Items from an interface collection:
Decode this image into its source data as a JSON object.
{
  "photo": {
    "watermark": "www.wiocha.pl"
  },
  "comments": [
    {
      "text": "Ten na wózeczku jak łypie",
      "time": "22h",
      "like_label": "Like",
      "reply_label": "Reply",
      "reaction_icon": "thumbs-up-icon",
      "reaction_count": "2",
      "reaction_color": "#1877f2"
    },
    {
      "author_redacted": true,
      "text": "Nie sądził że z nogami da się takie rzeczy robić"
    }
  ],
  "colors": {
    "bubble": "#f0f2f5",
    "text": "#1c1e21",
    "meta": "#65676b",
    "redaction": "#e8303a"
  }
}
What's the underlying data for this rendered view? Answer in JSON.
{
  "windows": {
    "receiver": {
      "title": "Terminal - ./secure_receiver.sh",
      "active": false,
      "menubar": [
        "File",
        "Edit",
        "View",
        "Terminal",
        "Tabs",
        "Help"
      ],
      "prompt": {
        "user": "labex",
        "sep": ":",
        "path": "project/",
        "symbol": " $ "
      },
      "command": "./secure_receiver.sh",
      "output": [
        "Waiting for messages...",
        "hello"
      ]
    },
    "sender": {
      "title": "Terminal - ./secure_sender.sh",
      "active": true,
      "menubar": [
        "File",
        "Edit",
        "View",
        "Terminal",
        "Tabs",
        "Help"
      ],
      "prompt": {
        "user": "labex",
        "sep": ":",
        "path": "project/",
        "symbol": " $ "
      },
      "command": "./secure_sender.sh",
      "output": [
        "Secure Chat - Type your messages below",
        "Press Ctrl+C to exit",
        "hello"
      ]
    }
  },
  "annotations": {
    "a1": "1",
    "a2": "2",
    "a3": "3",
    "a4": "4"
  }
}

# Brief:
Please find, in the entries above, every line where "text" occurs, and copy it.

# Answer for the task:
      "text": "Ten na wózeczku jak łypie",
      "text": "Nie sądził że z nogami da się takie rzeczy robić"
    "text": "#1c1e21",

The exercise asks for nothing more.